Obesity, with all its associated health conditions, is one of the thorniest problems of our age. It’s often described as an ‘epidemic’ affecting 26% of men and 24% of women in the UK. The annual cost to the economy is estimated at £27 billion1.
This is a complex problem with many contributory factors, no single solution and a shared responsibility. It can only ever be solved through a concerted series of activities involving a broad variety of players.
IGD is able to contribute to this through our capability to inspire and co-ordinate companies, underpinned by our research. Health has long been a priority for us. For example, we were the catalyst for Guideline Daily Amounts (now known as ‘Reference Intakes’) appearing on food packs, we developed a standard practical definition of ‘wholegrain’ in foods and we’ve published influential best practice on a range of topics including communicating portion sizes and making products healthier.
All of this work was made possible by the support of a great many food and drink companies. Their focus on health is why the UK has led the world in transparent labelling and reducing salt consumption (down 15% in 10 years). Furthermore, we’ve seen extensive promotion of the ‘5 a day’ message, the widespread removal of confectionery from checkouts and the near elimination of trans-fats amongst a plethora of health based initiatives.
Renewing our efforts
Without all that work, the problem would be even larger scale but unfortunately, the obesity trend hasn’t yet reversed and we await another national strategy from government.
IGD’s advisory forum of Chief Executives concluded last February that the industry needed to step up and do more. It asked IGD to explore options for further activities.
To guide us, we made full use of an excellent assessment published by McKinsey in 2014 entitled Overcoming obesity: An initial economic analysis. This summarised the best available data on the impact of anti-obesity programmes worldwide.
Armed with this information, we consulted extensively with industry and other experts before producing a shortlist of potential new industry-led interventions. When we ran this by our Chief Exec’s forum, they approved the top three initiatives on our list.
The criteria behind the selection were:
- Where is industry best placed to take a lead and maximise the value of its knowledge, expertise and ability to help consumers?
- What is best done collectively rather than competitively?
- What would be novel, pushing the frontier forwards without duplicating other efforts?
Our new programme
The three components of our new healthy eating programme are:
- Nutrition information on pack
To help and inspire more people to use the information on pack more of the time to make healthier choices
- Food provision in the workplace
To test, prove and promote the best ways to encourage healthy eating in the workplace
To help and inspire more businesses to improve the nutritional content of their products
We’ll be building on our legacy of conducting research, drawing conclusions, identifying and sharing best practice. We’ll be learning from previous work in these areas and connecting up with other experts and related initiatives.
For instance, we’ve reviewed all the available published research on nutrition labels before scoping our new research on this topic. We’ll be working with a leading university as we embark on a giant experiment across many worksites to measure the impact of various interventions ‘nudging’ employees towards healthier food and drink choices.
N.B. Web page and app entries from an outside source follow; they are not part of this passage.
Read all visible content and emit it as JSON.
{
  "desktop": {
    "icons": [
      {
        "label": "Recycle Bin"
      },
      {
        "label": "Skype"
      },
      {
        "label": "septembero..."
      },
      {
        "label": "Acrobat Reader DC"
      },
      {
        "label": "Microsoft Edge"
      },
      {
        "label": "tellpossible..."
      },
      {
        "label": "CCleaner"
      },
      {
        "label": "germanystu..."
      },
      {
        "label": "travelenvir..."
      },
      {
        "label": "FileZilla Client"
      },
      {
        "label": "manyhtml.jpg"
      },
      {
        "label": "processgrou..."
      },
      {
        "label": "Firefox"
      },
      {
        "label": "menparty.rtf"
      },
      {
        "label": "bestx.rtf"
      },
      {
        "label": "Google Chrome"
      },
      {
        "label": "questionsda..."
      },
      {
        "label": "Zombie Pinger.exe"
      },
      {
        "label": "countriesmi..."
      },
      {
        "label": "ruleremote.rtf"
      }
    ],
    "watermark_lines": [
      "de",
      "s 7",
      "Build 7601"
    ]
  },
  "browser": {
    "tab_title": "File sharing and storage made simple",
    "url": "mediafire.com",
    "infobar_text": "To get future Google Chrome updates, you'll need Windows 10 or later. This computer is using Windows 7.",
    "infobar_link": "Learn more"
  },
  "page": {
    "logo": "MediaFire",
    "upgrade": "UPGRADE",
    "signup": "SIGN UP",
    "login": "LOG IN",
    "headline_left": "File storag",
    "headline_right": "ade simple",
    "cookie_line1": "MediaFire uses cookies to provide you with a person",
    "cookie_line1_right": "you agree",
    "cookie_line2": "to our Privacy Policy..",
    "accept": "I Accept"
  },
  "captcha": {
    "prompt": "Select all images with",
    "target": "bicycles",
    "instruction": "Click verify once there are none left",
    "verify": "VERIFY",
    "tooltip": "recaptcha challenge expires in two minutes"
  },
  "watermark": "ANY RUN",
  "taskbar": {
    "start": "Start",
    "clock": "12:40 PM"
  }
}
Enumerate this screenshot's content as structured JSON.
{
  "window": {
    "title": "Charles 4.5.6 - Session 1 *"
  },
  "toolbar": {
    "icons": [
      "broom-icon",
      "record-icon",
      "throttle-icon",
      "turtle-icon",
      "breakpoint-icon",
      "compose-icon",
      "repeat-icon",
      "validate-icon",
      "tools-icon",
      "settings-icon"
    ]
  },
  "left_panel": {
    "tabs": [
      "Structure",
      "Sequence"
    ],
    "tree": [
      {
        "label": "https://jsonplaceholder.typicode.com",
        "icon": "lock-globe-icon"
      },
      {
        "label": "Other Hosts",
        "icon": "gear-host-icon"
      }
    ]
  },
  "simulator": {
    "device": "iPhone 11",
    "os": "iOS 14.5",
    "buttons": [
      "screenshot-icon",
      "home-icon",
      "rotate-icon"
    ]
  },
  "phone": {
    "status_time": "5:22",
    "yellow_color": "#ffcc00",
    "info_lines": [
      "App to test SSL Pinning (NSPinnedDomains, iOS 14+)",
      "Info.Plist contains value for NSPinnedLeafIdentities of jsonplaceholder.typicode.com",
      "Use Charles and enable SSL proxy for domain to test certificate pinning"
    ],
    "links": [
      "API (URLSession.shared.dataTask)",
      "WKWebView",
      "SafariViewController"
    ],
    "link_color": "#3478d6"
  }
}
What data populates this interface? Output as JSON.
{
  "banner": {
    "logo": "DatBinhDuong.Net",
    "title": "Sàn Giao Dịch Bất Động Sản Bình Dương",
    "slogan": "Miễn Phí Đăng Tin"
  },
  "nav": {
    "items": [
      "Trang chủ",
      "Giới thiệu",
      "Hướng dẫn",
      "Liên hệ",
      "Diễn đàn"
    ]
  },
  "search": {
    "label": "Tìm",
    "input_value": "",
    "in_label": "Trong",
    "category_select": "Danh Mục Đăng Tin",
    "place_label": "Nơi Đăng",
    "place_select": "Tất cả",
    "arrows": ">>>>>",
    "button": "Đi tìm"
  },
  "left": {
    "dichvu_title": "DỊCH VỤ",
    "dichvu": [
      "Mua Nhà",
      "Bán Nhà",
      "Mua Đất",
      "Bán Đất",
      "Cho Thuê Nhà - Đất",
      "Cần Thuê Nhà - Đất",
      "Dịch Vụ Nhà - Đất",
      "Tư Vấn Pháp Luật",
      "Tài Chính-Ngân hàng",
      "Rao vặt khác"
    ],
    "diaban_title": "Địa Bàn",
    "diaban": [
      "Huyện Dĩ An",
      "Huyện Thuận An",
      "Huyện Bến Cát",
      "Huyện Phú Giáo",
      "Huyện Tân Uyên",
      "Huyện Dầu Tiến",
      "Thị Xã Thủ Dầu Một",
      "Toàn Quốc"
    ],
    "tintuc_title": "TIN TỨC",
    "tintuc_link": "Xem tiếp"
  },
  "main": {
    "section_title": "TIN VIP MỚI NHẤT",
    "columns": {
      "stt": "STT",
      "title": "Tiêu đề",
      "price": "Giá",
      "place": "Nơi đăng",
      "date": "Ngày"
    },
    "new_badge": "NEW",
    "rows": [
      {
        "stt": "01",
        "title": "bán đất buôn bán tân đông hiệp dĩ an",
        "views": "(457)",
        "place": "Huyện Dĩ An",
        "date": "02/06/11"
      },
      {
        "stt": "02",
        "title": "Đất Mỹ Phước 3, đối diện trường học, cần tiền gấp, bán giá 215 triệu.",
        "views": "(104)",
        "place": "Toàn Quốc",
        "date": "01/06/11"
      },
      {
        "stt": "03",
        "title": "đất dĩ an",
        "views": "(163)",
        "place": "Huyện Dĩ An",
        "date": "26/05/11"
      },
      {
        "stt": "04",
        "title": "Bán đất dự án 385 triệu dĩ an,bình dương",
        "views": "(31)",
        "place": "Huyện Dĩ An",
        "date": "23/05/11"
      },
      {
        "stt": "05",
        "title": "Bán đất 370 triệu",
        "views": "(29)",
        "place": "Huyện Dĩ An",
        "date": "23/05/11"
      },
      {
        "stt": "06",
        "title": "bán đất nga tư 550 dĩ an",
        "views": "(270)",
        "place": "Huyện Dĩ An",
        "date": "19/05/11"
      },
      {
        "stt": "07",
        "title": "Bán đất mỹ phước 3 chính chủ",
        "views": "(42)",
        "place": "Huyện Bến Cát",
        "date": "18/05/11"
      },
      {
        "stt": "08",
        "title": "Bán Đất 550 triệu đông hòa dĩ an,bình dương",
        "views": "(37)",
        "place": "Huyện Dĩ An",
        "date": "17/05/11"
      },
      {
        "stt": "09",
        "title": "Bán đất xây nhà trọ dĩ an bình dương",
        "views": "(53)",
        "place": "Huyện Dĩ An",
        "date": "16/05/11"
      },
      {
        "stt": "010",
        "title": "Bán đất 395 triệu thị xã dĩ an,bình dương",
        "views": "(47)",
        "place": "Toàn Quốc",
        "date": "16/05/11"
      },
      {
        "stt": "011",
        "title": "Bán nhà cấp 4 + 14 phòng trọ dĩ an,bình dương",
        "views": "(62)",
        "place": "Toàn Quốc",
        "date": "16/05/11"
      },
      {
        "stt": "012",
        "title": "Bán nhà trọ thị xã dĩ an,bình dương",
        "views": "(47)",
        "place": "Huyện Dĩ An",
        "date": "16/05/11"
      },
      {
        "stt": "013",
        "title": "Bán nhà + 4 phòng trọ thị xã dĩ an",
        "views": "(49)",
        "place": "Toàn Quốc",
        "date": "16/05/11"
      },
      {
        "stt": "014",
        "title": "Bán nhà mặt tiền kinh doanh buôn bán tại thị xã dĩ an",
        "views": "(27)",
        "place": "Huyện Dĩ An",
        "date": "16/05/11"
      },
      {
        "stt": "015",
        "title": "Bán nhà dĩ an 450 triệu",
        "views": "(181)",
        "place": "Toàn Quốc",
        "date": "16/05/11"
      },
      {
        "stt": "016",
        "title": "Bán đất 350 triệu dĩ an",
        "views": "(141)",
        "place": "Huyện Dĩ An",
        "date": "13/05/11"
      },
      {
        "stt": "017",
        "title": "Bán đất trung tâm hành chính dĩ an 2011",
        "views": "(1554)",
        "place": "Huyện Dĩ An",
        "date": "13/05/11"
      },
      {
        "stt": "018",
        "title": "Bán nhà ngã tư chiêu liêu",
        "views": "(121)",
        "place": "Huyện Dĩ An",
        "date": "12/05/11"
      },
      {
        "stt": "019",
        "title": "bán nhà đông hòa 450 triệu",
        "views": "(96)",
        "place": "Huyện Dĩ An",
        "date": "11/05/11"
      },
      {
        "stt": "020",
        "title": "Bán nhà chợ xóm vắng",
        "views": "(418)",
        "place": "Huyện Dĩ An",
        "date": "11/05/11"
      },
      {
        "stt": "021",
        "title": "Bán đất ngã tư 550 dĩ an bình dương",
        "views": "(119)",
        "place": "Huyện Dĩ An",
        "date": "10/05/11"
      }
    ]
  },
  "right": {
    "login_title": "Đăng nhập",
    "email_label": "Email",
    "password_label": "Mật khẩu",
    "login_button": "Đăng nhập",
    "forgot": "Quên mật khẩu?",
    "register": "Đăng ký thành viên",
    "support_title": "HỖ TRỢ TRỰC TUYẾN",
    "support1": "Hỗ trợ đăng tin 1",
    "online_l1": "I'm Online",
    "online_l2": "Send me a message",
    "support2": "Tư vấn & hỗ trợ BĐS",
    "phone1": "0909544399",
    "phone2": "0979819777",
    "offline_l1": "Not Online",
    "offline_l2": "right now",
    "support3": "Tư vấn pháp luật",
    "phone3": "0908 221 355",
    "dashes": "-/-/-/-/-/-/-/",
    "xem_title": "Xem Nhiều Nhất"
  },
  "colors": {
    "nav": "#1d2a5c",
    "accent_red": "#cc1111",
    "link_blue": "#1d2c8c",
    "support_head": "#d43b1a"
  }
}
Finally, we’ll be consulting widely with smaller companies to understand the challenges they face in healthier reformulation and that will direct us to develop new resources with the guidance of various experts.
How to get involved
This is an ambitious and wide ranging programme because we’re determined to help the food industry make a really substantial difference. We’ll only be successful in this if we gain the support of as many companies as possible, large and small, at all points in the supply chain. We start with some very strong backing but we’d love to bring many others on board.
There will be lots of ways to get involved including:
- Participating in our surveys
- Providing us with case study material
- Reading, commenting on and implementing our recommendations and guides
To keep in touch as the programme develops, please sign up here to receive Healthy Eating updates.
The bigger picture
Of course, this is not the only contribution the food industry is making to tackling obesity. Companies will continue to compete fiercely on health, driving a steady stream of innovation. We’re watching out for this across the world and reporting it through our Retail Analysis service.
Companies are also contributing through many other organisations and initiatives, for instance through the work of the British Nutrition Foundation to raise the public’s nutritional knowledge, especially amongst young people.
Obesity is a difficult and complex problem but that doesn’t mean it’s unsolvable. With a strong network of bodies, contributing their expertise in many different ways but pulling in a common direction, we’re optimistic that the trend can finally be reversed.
. Making the case for tackling obesity - why invest? Public Health England